On a more positive note, a slide upwards from this bar reveals easily accessible share and bookmark buttons which I quite like, but I just can’t believe Mozilla hasn’t put an “add to Collections” button there.
What’s this about Firefox Collections?
Firefox Preview’s Collections are basically like bookmarks folders. You can name and add websites to collections for a convenient place to find and access groups of web links. For example, you might have a collection called “Travel,” where you save all of your favorite travel websites.
You can find your collections below your tabs in the landing area. Tapping on one will open it up for you to view the hyperlinks saved there. Tap a link and you’ll be taken the corresponding website.
So, yeah, they’re bookmark folders, only they’re slightly fancier bookmark folders with a couple of benefits — one of which is saving the state of a particular site (h/t Lifehacker for that info nugget). If you’ve added an item to a shopping cart on a particular page, for example, it should remain there while the link is saved in the collection.
You can also share these collections, and Mozilla places a bit of emphasis on this (you can’t miss the share buttons). But how often does a person want to share collections of websites these days?

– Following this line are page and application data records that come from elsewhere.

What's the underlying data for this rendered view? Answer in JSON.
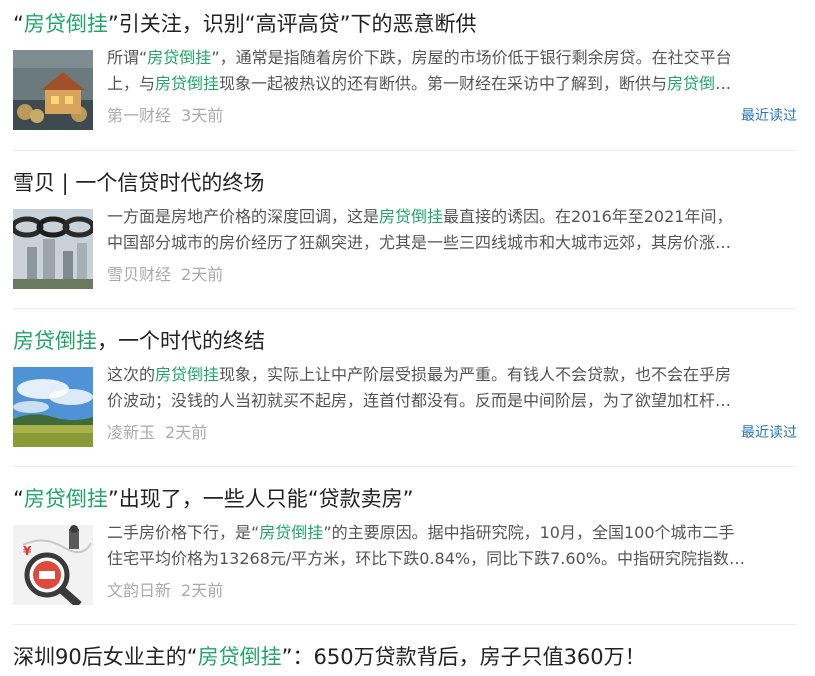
{
  "colors": {
    "highlight": "#21a66a",
    "title": "#222222",
    "snippet": "#555555",
    "meta": "#aaaaaa",
    "link": "#2a73c4"
  },
  "articles": [
    {
      "title": [
        {
          "t": "“",
          "hl": false
        },
        {
          "t": "房贷倒挂",
          "hl": true
        },
        {
          "t": "”引关注，识别“高评高贷”下的恶意断供",
          "hl": false
        }
      ],
      "thumb_icon": "house-model-coins-image",
      "snippet_lines": [
        [
          {
            "t": "所谓“",
            "hl": false
          },
          {
            "t": "房贷倒挂",
            "hl": true
          },
          {
            "t": "”，通常是指随着房价下跌，房屋的市场价低于银行剩余房贷。在社交平台",
            "hl": false
          }
        ],
        [
          {
            "t": "上，与",
            "hl": false
          },
          {
            "t": "房贷倒挂",
            "hl": true
          },
          {
            "t": "现象一起被热议的还有断供。第一财经在采访中了解到，断供与",
            "hl": false
          },
          {
            "t": "房贷倒",
            "hl": true
          },
          {
            "t": "…",
            "hl": false
          }
        ]
      ],
      "source": "第一财经",
      "time": "3天前",
      "recent_label": "最近读过"
    },
    {
      "title": [
        {
          "t": "雪贝 | 一个信贷时代的终场",
          "hl": false
        }
      ],
      "thumb_icon": "chain-buildings-image",
      "snippet_lines": [
        [
          {
            "t": "一方面是房地产价格的深度回调，这是",
            "hl": false
          },
          {
            "t": "房贷倒挂",
            "hl": true
          },
          {
            "t": "最直接的诱因。在2016年至2021年间，",
            "hl": false
          }
        ],
        [
          {
            "t": "中国部分城市的房价经历了狂飙突进，尤其是一些三四线城市和大城市远郊，其房价涨…",
            "hl": false
          }
        ]
      ],
      "source": "雪贝财经",
      "time": "2天前",
      "recent_label": ""
    },
    {
      "title": [
        {
          "t": "房贷倒挂",
          "hl": true
        },
        {
          "t": "，一个时代的终结",
          "hl": false
        }
      ],
      "thumb_icon": "landscape-sky-field-image",
      "snippet_lines": [
        [
          {
            "t": "这次的",
            "hl": false
          },
          {
            "t": "房贷倒挂",
            "hl": true
          },
          {
            "t": "现象，实际上让中产阶层受损最为严重。有钱人不会贷款，也不会在乎房",
            "hl": false
          }
        ],
        [
          {
            "t": "价波动；没钱的人当初就买不起房，连首付都没有。反而是中间阶层，为了欲望加杠杆…",
            "hl": false
          }
        ]
      ],
      "source": "凌新玉",
      "time": "2天前",
      "recent_label": "最近读过"
    },
    {
      "title": [
        {
          "t": "“",
          "hl": false
        },
        {
          "t": "房贷倒挂",
          "hl": true
        },
        {
          "t": "”出现了，一些人只能“贷款卖房”",
          "hl": false
        }
      ],
      "thumb_icon": "magnifier-loan-image",
      "snippet_lines": [
        [
          {
            "t": "二手房价格下行，是“",
            "hl": false
          },
          {
            "t": "房贷倒挂",
            "hl": true
          },
          {
            "t": "”的主要原因。据中指研究院，10月，全国100个城市二手",
            "hl": false
          }
        ],
        [
          {
            "t": "住宅平均价格为13268元/平方米，环比下跌0.84%，同比下跌7.60%。中指研究院指数…",
            "hl": false
          }
        ]
      ],
      "source": "文韵日新",
      "time": "2天前",
      "recent_label": ""
    }
  ],
  "last_title": [
    {
      "t": "深圳90后女业主的“",
      "hl": false
    },
    {
      "t": "房贷倒挂",
      "hl": true
    },
    {
      "t": "”：650万贷款背后，房子只值360万！",
      "hl": false
    }
  ]
}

I don’t think it will grow to be a particularly worthwhile or interesting feature.
Since Collections seem superior to bookmarks and are more easily accessed — bookmarks are tucked away behind options > your library > bookmarks while Collections are there at the tap of the tabs button — I feel like using collections will become the more popular way to save Firefox links in the future. For now, since Firefox Preview can sync up a previous Firefox user’s bookmarks, I can understand why they have been kept around.
What else does Firefox Preview offer?
Firefox’s excellent Reader View has gotten its own color and text to go with its icon in the slide-up menu (alongside Share and Bookmark) on compatible pages. I have yet to decide if this is a more sensible placement; at least if you stumble your way there, the button’s function is clearer than it was.
Firefox Preview comes with tracking protection, which blocks content that would track you and is activated by default. Most people probably don’t want to be tracked, so making it opt-out rather than opt-in seems like a smart move. I can’t yet speak to its effectiveness, though.
The overall look of Firefox Preview is subtle, yet strong. The animations seem to borrow from existing Google animations in some places, but they’re slick. The transition from normal browsing to private browsing is particularly sexy.
Preview’s Dark Mode also looks great, and you can set the Light or Dark modes to automatically reflect your device theme.
Firefox Preview’s “signature” features — the speed, the tracking blocking, the bottom-mounted address bar and buttons — aren’t necessarily world-beating right now. But I still recommend the Firefox Preview browser.
It’s free for starters, so, you know, why not just give it a try? But it also feels like the beginning of something interesting. I appreciate why some of these early moves have been made, even if I don’t agree they were all necessary. Preview should only get better as the months roll on.
Mozilla said Preview would be improved based on user feedback, so if you’re keen, you can email them at firstname.lastname@example.org. For anybody that’s already taken a look, tell me what you like or don’t like about it in the comments. Your tips and tricks are also appreciated!